In 1862, French Emperor Napoleon III maneuvered to establish a French client state in Mexico, and eventually installed Maximilian of Habsburg, Archduke of Austria, as Emperor of Mexico. Stiff Mexican resistance caused Napoleon III to order French withdrawal in 1867, a decision strongly encouraged by the United States as it recovered from its Civil War weakness in foreign affairs.
Earlier, during the Civil War, U.S. Secretary of State William Henry Seward followed a more cautious policy that attempted to keep relations with France harmonious and prevent French willingness to assist the Confederacy. Consequently, Maximilian’s government rebuffed Confederate diplomatic overtures.
Civil War in 1857 destabilized Mexico
In 1857, Mexico became embroiled in a civil war that pitted the forces of Liberal reformist Benito Juárez against Conservatives led by Félix Zuloaga. Conservatives exerted control from Mexico City, and the Liberals from Veracruz. The United States recognized the Juárez government in 1859, and in January of 1861, Liberal forces captured Mexico City, greatly strengthening Juárez’s position and legitimacy. However, continued instability had coincided with growing foreign debt that was increasingly difficult for the Mexican government to pay.
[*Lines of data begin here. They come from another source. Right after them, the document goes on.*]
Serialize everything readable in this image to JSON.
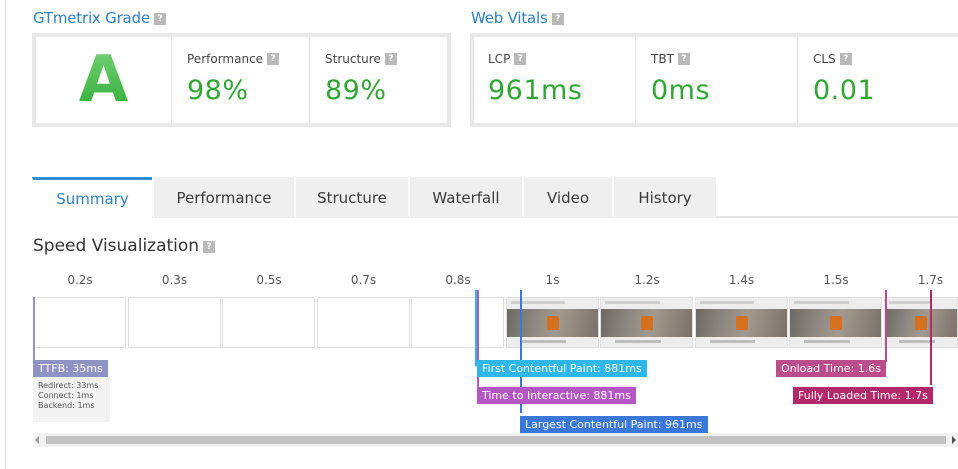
{
  "grade": {
    "title": "GTmetrix Grade",
    "help": "?",
    "letter": "A",
    "performance": {
      "label": "Performance",
      "value": "98%"
    },
    "structure": {
      "label": "Structure",
      "value": "89%"
    }
  },
  "vitals": {
    "title": "Web Vitals",
    "help": "?",
    "lcp": {
      "label": "LCP",
      "value": "961ms"
    },
    "tbt": {
      "label": "TBT",
      "value": "0ms"
    },
    "cls": {
      "label": "CLS",
      "value": "0.01"
    }
  },
  "tabs": [
    "Summary",
    "Performance",
    "Structure",
    "Waterfall",
    "Video",
    "History"
  ],
  "active_tab": "Summary",
  "speed_visualization": {
    "title": "Speed Visualization",
    "help": "?",
    "ticks": [
      "0.2s",
      "0.3s",
      "0.5s",
      "0.7s",
      "0.8s",
      "1s",
      "1.2s",
      "1.4s",
      "1.5s",
      "1.7s"
    ],
    "markers": {
      "ttfb": "TTFB: 35ms",
      "fcp": "First Contentful Paint: 881ms",
      "tti": "Time to Interactive: 881ms",
      "lcp": "Largest Contentful Paint: 961ms",
      "onload": "Onload Time: 1.6s",
      "fully_loaded": "Fully Loaded Time: 1.7s"
    },
    "ttfb_breakdown": [
      "Redirect: 33ms",
      "Connect: 1ms",
      "Backend: 1ms"
    ]
  },
  "colors": {
    "accent": "#2f7fc1",
    "grade_green": "#32a536",
    "ttfb": "#8f93c4",
    "fcp": "#2fb7ea",
    "tti": "#b358c2",
    "lcp": "#3c78d8",
    "onload": "#bb4d8d",
    "fully_loaded": "#b3286a"
  }
}
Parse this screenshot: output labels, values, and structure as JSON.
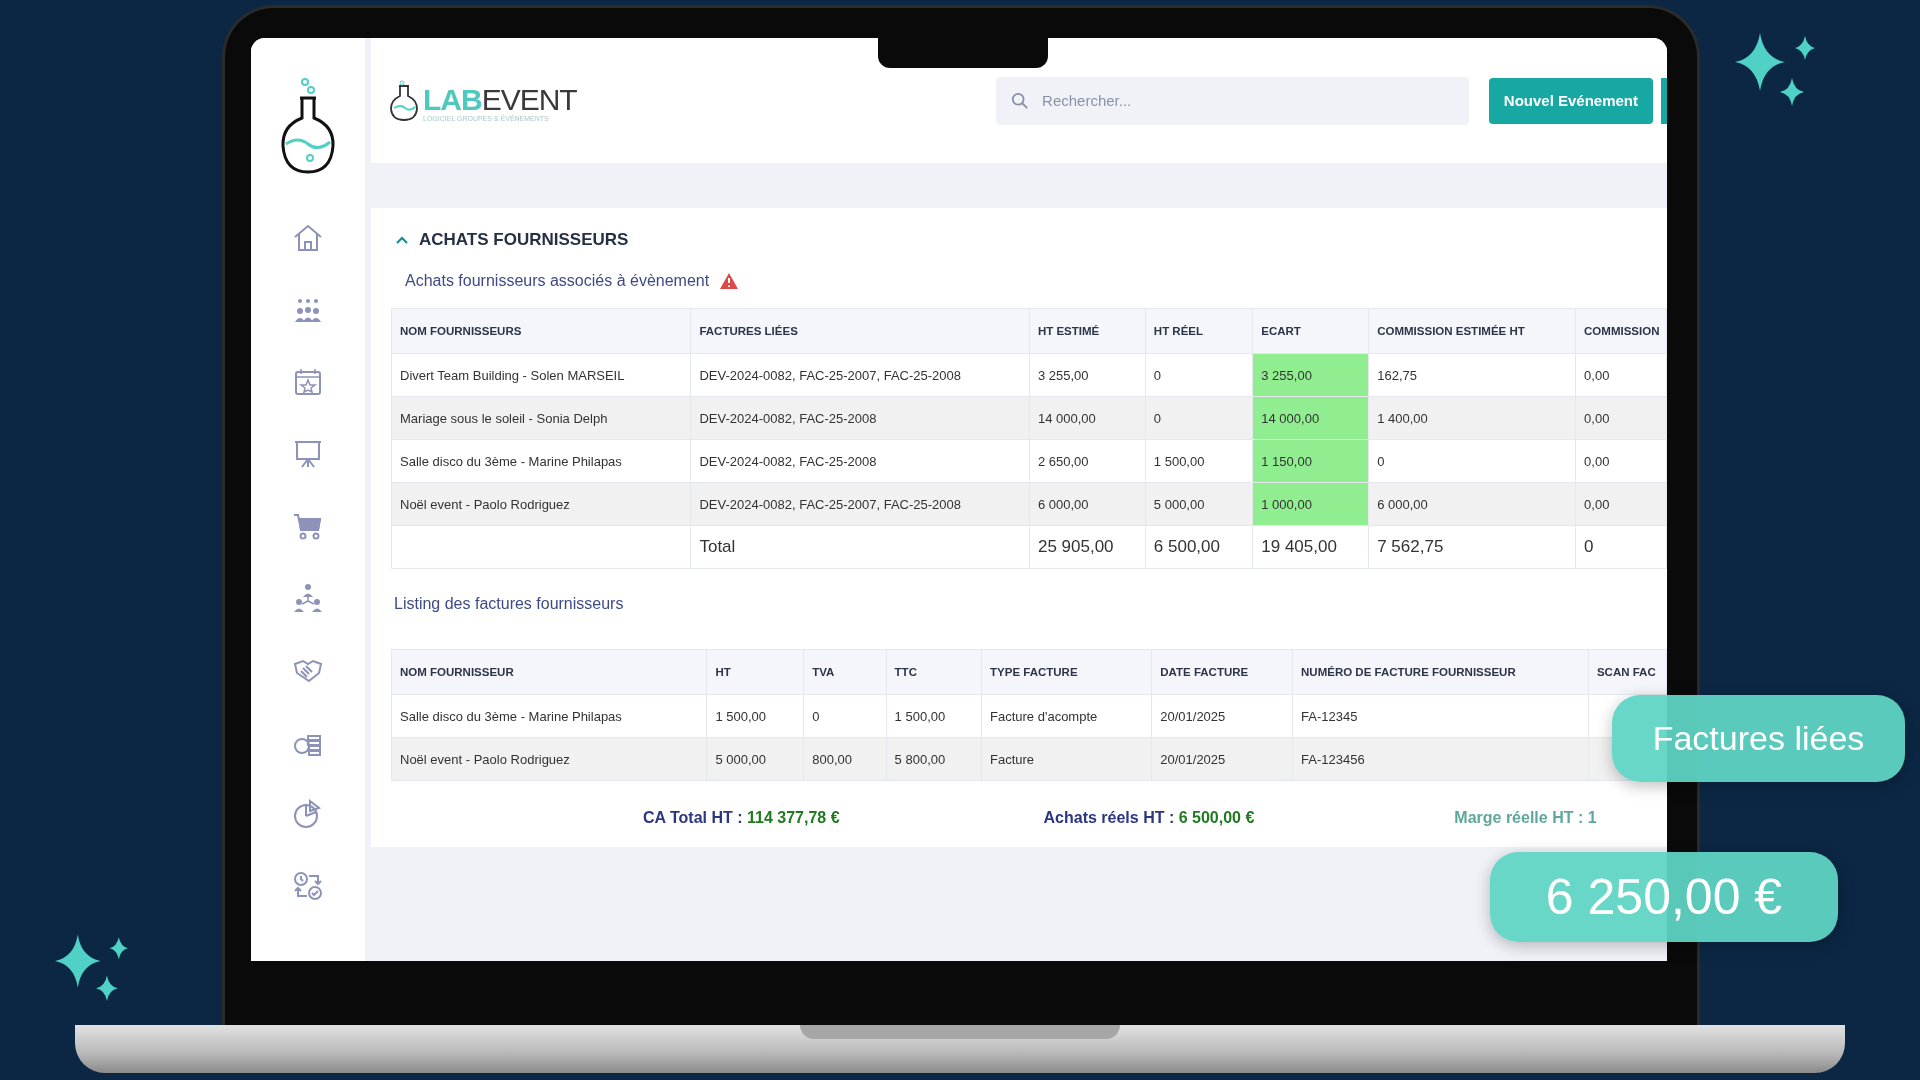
{
  "header": {
    "logo": {
      "brand_part_1": "LAB",
      "brand_part_2": "EVENT",
      "tagline": "LOGICIEL GROUPES & ÉVÉNEMENTS"
    },
    "search": {
      "placeholder": "Rechercher..."
    },
    "primary_button": "Nouvel Evénement"
  },
  "sidebar": {
    "items": [
      {
        "kind": "home"
      },
      {
        "kind": "group"
      },
      {
        "kind": "calendar"
      },
      {
        "kind": "presentation"
      },
      {
        "kind": "cart"
      },
      {
        "kind": "hierarchy"
      },
      {
        "kind": "handshake"
      },
      {
        "kind": "coins"
      },
      {
        "kind": "pie"
      },
      {
        "kind": "process"
      }
    ]
  },
  "section": {
    "title": "ACHATS FOURNISSEURS",
    "expanded": true,
    "subtitle": "Achats fournisseurs associés à évènement",
    "warning": true,
    "purchases_table": {
      "columns": [
        "NOM FOURNISSEURS",
        "FACTURES LIÉES",
        "HT ESTIMÉ",
        "HT RÉEL",
        "ECART",
        "COMMISSION ESTIMÉE HT",
        "COMMISSION"
      ],
      "rows": [
        {
          "cells": [
            "Divert Team Building - Solen MARSEIL",
            "DEV-2024-0082, FAC-25-2007, FAC-25-2008",
            "3 255,00",
            "0",
            "3 255,00",
            "162,75",
            "0,00"
          ],
          "ecart_highlight": true
        },
        {
          "cells": [
            "Mariage sous le soleil - Sonia Delph",
            "DEV-2024-0082, FAC-25-2008",
            "14 000,00",
            "0",
            "14 000,00",
            "1 400,00",
            "0,00"
          ],
          "ecart_highlight": true
        },
        {
          "cells": [
            "Salle disco du 3ème - Marine Philapas",
            "DEV-2024-0082, FAC-25-2008",
            "2 650,00",
            "1 500,00",
            "1 150,00",
            "0",
            "0,00"
          ],
          "ecart_highlight": true
        },
        {
          "cells": [
            "Noël event - Paolo Rodriguez",
            "DEV-2024-0082, FAC-25-2007, FAC-25-2008",
            "6 000,00",
            "5 000,00",
            "1 000,00",
            "6 000,00",
            "0,00"
          ],
          "ecart_highlight": true
        }
      ],
      "total": {
        "label": "Total",
        "values": [
          "25 905,00",
          "6 500,00",
          "19 405,00",
          "7 562,75",
          "0"
        ]
      }
    },
    "invoices_title": "Listing des factures fournisseurs",
    "invoices_table": {
      "columns": [
        "NOM FOURNISSEUR",
        "HT",
        "TVA",
        "TTC",
        "TYPE FACTURE",
        "DATE FACTURE",
        "NUMÉRO DE FACTURE FOURNISSEUR",
        "SCAN FAC"
      ],
      "rows": [
        {
          "cells": [
            "Salle disco du 3ème - Marine Philapas",
            "1 500,00",
            "0",
            "1 500,00",
            "Facture d'acompte",
            "20/01/2025",
            "FA-12345"
          ]
        },
        {
          "cells": [
            "Noël event - Paolo Rodriguez",
            "5 000,00",
            "800,00",
            "5 800,00",
            "Facture",
            "20/01/2025",
            "FA-123456"
          ]
        }
      ]
    },
    "totals": [
      {
        "label": "CA Total HT : ",
        "value": "114 377,78 €"
      },
      {
        "label": "Achats réels HT : ",
        "value": "6 500,00 €"
      },
      {
        "label": "Marge réelle HT : 1"
      }
    ]
  },
  "callouts": [
    {
      "text": "Factures liées"
    },
    {
      "text": "6 250,00 €"
    }
  ]
}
Secretary of State Seward offered a plan that would provide mining concessions in exchange for American loans.
Categories: United States History